Timeline for Robins to buy more DraftKings stock

In light of that, Robins said he wouldn’t be able to buy shares in the open market “for months.”

Robins last sold in the open market on March 16, per Bloomberg, selling 320,000 shares for around $5.7 million.

That means he could buy again in mid-September without being affected by the short swing profit rule.

Alternative options on DKNG

In the meantime, Robins said he could still exercise options. 

“Candidly that makes more sense for me to do anyway,” the CEO said. “Options expire so it’s better to pay to exercise them versus buying shares.
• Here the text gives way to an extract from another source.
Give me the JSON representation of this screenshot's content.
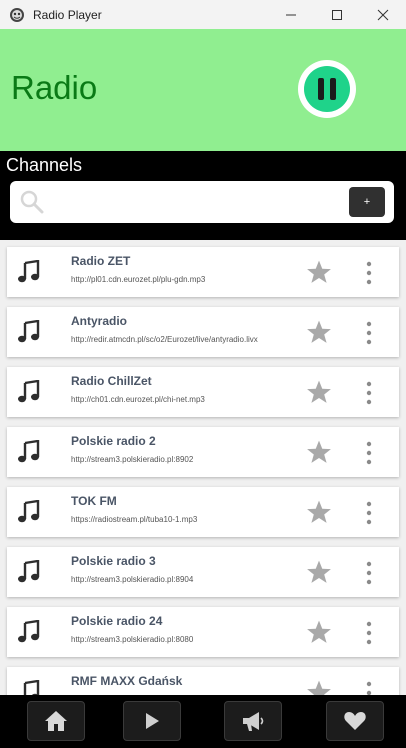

And it’s still a statement of confidence because I’m choosing to take a tax hit anytime I exercise.”

For example, if Robins exercised options on 100,000 shares at $4, he would have to pay tax on the $400,000 value of those shares.

Execs often sell a chunk of the new shares to pay those taxes. However, they can also pay the taxes out of pocket and keep the shares.

Not enough?

Of course that reply did not appease all investors, given the inherent value of exercising options at $4 a share when they can be sold instantly at $13.

Another respondent pointed out that each time Robins exercises options, he is diluting existing shareholders.

DraftKings has drawn criticism in the past for the amount of shares it awards to executivess.

Robins has now sold close to $200 million in $DKNG stock since the start of 2020, per Insider Monitor.

Public forum for DraftKings stock

Robins is no stranger to discussing DraftKings stock on Twitter. In November last year, he said his goal was to make DraftKings a $1 trillion company by 2032.

He also famously said in March  he was on a mission to make DraftKings sellers “regret the decision more than any other decision you’ve ever made in your life.”

However, DKNG closed Tuesday at $13 a share, despite improved EBITDA guidance at its Q1 results.